So today, we’re announcing additional actions to promote energy efficiency across America; actions that will create jobs in the short run and save money and reduce dangerous emissions in the long run.
The first step we’re taking sets new efficiency standards on fluorescent and incandescent lighting. Now I know light bulbs may not seem sexy, but this simple action holds enormous promise because 7 percent of all the energy consumed in America is used to light our homes and our businesses. Between 2012 and 2042, these new standards will save consumers up to $4 billion a year, conserve enough electricity to power every home in America for 10 months, reduce emissions equal to the amount produced by 166 million cars each year, and eliminate the need for as many as 14 coal-fired power plants.
And by the way, we’re going to start here at the White House. Secretary Chu has already started to take a look at our light bulbs, and we’re going to see what we need to replace them with energy-efficient light bulbs.
And if we want to make our economy run more efficiently, we’ve also got to make our homes and businesses run more efficiently. And that’s why we’re also speeding up a $346 million investment under the Recovery Act to expand and accelerate the development, deployment, and use of energy-efficient technologies in residential and commercial buildings, which consume almost 40 percent of the energy we use and contribute to almost 40 percent of the carbon pollution we produce.
We’re talking about technologies that are available right now or will soon be available — from lighting to windows, heating to cooling, smart sensors and controls. By adopting these technologies in our homes and businesses, we can make our buildings up to 80 percent more energy efficient — or with additions like solar panels on the roof or geothermal power from underground, even transform them into zero-energy buildings that actually produce as much energy as they consume.
Now, progress like this might seem far-fetched. But the fact is we’re not lacking for ideas and innovation. All we lack are the smart policies and the political will to help us put our ingenuity to work. And when we put aside the posturing and the politics; when we put aside attacks that are based less on evidence than on ideology; then a simple choice emerges.

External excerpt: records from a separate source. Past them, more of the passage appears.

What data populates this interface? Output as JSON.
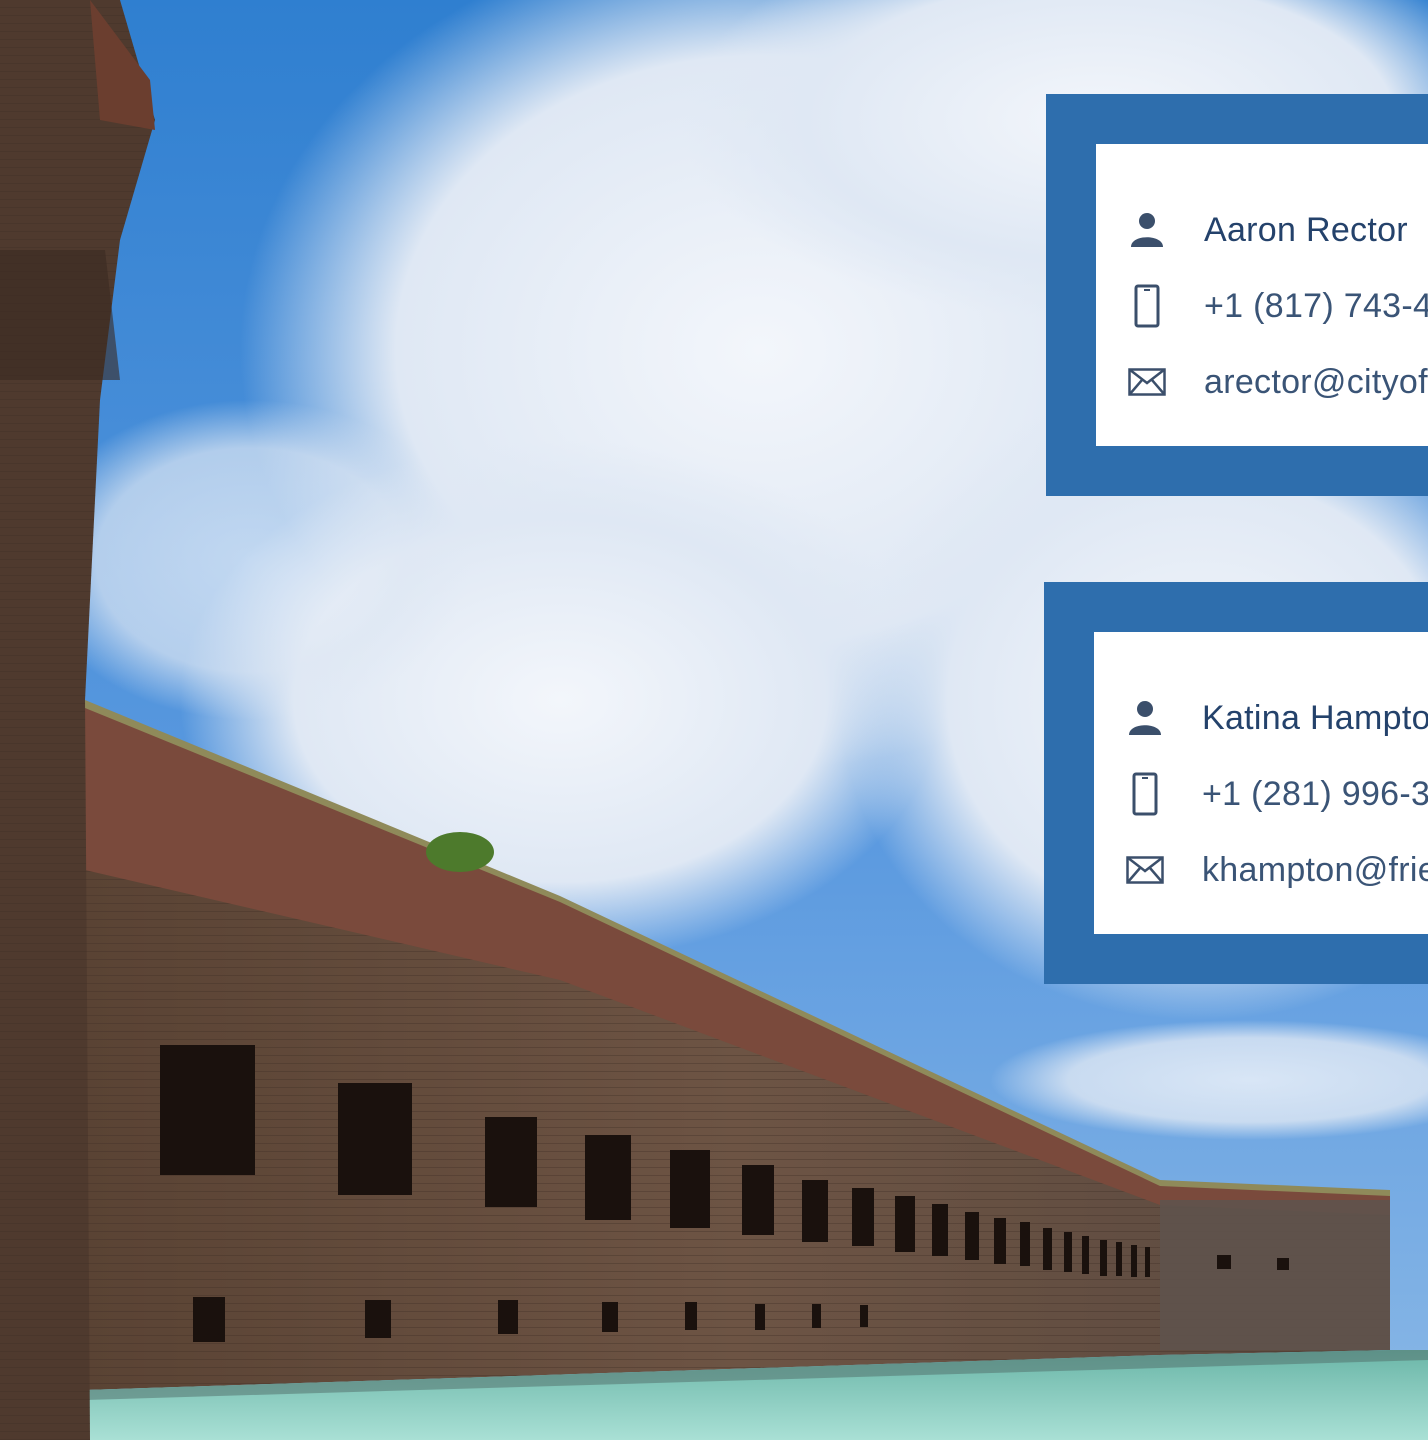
{
  "background": {
    "description_icon": "fort-brick-wall-photo",
    "colors": {
      "sky": "#3f86d3",
      "cloud": "#e6eef8",
      "brick": "#6e5443",
      "water": "#8fd1c6"
    }
  },
  "accent_color": "#2e6ead",
  "contacts": [
    {
      "name": "Aaron Rector",
      "phone": "+1 (817) 743-4",
      "email": "arector@cityof"
    },
    {
      "name": "Katina Hampton",
      "phone": "+1 (281) 996-3",
      "email": "khampton@frie"
    }
  ],
  "icons": {
    "person": "person-icon",
    "phone": "phone-icon",
    "mail": "mail-icon"
  }
}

We can remain the world’s leading importer of oil, or we can become the world’s leading exporter of clean energy. We can allow climate change to wreak unnatural havoc, or we can create jobs utilizing low-carbon technologies to prevent its worst effects. We can cede the race for the 21st century, or we can embrace the reality that our competitors already have: The nation that leads the world in creating a new clean energy economy will be the nation that leads the 21st century global economy.
That’s our choice: between a slow decline and renewed prosperity; between the past and the future.
The American people have made their choice. They expect us to move forward right now at this moment of great challenge, and stake our claim on the future — a stronger, cleaner, and more prosperous future where we meet our obligations to our citizens, our children, and to God’s creation — and where the United States of America leads once again.
That’s the future we’re aiming for. I’ve got a great Secretary of Energy who’s helping us achieve it. I want to thank again the House of Representatives for doing the right thing on Friday, and we are absolutely confident that we’re going to be able to make more progress in the weeks and months to come.